moments in your everyday life that incorporate your passions.

SAGITTARIUS 11/22- 12/21

Sagittariuses have the unique ability to see what is wrong in the world and the skillset
to do something about it. Big or small, now is the time to go after the things that are
on your heart! Step out of your comfort zone and try new things. When issues and
problems rear their ugly head remind yourself you did not come this far to fail now.
You are talented, and you will be surprised by the results.


12/22- 1/19
Let go of things of the past. They are not serving you anymore. Forgiveness is healing
to the soul and soothing to the body. This week holds an exciting opportunity but
you’ll find it where you least expect it. Instead of looking for opportunities, start creating them for other people. You rise by lifting others up. Using your skills to bring
others to the table will not only help them succeed but encourage you to keep going
when times get cloudy. It’s always darkest before the dawn. When the light shines
through you will be standing victorious alongside the people you have helped along
the way.

AQUARIUS 1/20 - 2/18

This is a time for new growth and new style. That haircut you’ve been too indecisive
to get? Today is the day. That person you’ve been meaning to talk to? Time to take
the leap. The job you’ve been dreaming of ? Send out that resume! There is no better
time to try new things. This season has you perfectly placed to go big or go home.
Be careful of fear creeping in and trying to say you can’t succeed. Don’t listen to that
voice. You’ve got this.

PISCES 2/19 - 3/20

3/21 - 4/19
Your passions for people and the environment will be in full effect. Keep your eyes
open for opportunities that will help your academic and work life grow in abundance.
Never forget: you don’t have to settle when it comes to what makes your soul come
alive! Your peers are looking for you to step up and lead them. Don’t shy away
from group projects in school or work. You have a lot of knowledge to offer these

Take time to develop the harmonizing and solitude loving side of yourself. Go for
a walk or read your favorite book. This will help you live your best life. Life is fast,
demanding, and will stretch you to your limits. Self love is an art and learning how to
take care of yourself is the best investment you can make at this time of your life. Your
future self will thank you for investing in quality self-care this week.

GEMINI 5/21 - 6/20

LOVE is in the air! Love of life, love of friends, love of family, and love for helping
the world. Your calling is to be a walking love dispenser! Do not hold back. Give away
compliments like candy. The best way to fill your love tank is to give it away when you
see people in need.

CANCER 6/21 - 7/22

Watch out world: Cancer has arrived kicking butt and taking names. This week forces
will try to come against you, but giving up was never your style. Don’t shrink away in
times of trouble. Life is tough, but you are tougher. Speak love and stand strong. The
goals you’ve been striving towards are just within reach!

LEO 7/23 - 8/22

Your flair for the dramatic can sometimes get you in trouble.
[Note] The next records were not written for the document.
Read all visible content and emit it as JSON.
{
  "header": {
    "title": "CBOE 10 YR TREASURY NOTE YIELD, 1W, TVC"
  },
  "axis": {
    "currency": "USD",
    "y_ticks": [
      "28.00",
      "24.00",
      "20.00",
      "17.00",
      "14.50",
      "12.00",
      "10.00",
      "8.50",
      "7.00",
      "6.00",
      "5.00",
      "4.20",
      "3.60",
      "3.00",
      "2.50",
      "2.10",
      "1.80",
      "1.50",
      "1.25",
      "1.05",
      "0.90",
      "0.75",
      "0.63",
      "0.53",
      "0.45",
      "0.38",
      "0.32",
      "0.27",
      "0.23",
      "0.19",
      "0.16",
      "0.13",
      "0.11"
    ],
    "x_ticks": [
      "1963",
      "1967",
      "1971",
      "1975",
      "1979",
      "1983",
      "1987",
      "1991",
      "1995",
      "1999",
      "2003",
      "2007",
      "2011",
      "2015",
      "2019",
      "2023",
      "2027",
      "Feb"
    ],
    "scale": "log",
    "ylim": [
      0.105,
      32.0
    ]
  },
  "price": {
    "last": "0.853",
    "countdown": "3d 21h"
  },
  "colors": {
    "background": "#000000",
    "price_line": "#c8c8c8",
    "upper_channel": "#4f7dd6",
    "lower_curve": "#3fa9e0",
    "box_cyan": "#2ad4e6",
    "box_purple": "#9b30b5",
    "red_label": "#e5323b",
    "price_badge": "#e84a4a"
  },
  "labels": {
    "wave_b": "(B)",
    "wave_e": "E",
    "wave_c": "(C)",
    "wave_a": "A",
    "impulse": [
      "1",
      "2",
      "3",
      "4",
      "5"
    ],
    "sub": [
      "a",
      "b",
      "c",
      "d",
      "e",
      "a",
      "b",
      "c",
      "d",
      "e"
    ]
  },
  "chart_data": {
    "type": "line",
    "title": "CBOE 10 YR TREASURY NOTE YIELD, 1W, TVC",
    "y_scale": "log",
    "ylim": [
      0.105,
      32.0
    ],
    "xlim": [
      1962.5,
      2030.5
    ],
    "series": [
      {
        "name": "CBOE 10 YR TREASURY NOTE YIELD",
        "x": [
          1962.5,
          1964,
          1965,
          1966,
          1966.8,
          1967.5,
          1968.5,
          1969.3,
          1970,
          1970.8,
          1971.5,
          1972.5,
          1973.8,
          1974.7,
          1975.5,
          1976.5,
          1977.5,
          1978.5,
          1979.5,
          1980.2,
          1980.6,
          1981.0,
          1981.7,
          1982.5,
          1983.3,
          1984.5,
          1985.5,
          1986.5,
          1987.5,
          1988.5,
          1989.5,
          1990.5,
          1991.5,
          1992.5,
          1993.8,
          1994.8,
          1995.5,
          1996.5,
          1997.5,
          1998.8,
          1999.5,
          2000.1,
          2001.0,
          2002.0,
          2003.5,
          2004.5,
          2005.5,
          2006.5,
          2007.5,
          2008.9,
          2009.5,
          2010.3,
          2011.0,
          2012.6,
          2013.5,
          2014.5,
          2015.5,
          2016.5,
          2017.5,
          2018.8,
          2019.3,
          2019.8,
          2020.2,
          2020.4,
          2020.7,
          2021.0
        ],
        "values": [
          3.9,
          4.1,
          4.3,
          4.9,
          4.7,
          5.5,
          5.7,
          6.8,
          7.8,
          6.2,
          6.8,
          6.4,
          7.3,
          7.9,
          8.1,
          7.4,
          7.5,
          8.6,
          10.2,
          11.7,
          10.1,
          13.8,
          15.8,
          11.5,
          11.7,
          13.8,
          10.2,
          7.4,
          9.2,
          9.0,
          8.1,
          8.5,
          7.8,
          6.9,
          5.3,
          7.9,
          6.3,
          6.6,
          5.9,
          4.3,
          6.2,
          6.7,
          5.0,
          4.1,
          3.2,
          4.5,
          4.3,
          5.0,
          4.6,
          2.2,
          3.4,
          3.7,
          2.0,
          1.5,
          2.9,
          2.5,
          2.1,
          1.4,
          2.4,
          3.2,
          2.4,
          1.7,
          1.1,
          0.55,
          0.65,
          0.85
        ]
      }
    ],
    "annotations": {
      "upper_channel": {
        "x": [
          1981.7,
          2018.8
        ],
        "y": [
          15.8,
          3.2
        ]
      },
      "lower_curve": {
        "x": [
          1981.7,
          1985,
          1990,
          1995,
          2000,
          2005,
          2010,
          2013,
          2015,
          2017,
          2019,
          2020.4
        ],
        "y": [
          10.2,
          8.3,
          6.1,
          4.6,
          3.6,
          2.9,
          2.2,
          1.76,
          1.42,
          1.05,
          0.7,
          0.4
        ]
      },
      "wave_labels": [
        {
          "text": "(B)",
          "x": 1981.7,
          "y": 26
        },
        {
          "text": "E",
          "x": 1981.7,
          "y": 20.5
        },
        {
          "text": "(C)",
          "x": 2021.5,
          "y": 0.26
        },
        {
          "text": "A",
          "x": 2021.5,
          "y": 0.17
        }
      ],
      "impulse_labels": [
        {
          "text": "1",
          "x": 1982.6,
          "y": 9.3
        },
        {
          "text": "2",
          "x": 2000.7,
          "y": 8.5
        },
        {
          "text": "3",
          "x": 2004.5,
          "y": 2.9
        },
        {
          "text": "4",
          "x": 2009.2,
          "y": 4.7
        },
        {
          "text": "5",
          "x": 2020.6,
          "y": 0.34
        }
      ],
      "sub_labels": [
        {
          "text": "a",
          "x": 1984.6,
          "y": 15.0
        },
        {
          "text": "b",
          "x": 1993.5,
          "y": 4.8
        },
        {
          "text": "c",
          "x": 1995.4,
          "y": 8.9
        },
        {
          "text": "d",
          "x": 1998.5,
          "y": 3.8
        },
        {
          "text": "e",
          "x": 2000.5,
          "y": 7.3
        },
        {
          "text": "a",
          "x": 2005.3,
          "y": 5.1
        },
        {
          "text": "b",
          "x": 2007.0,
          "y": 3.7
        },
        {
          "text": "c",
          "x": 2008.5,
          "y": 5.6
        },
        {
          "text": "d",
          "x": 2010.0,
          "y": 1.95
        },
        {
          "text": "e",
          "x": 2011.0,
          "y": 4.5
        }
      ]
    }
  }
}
However, with some
focused energy, your dramatic flair can become your greatest asset. This season will
put you in a place where you are tested to use your dramatic ways for good. Never
underestimate your ability to sparkle. The spotlight can be fun. It’s always better when
used to lift others up out of darkness and shine with you.

VIRGO 8/23 - 9/22

You were made to do epic stuff. Put your phone down. Abandon any other distractions that have been keeping you from reaching your full potential. Some friends are
real and some are fake. When you start living up to your potential they will start to
show their true colors. Pay attention to the people who are there for you on your good
days. Pay better attention to those who are with you on your worst days — those are
your ride or dies.

Bring on the Abundance! Get ready. The stars are in your favor. This is a time to be
open and honest with your friends. Opening up and being vulnerable will only bring
you closer. Your friends will start to trust you more and you’re circle of influence will

grow. Those connections and networks you pour your heart into will be with you for
life. They will also be the help you need to take on new endeavors that are on the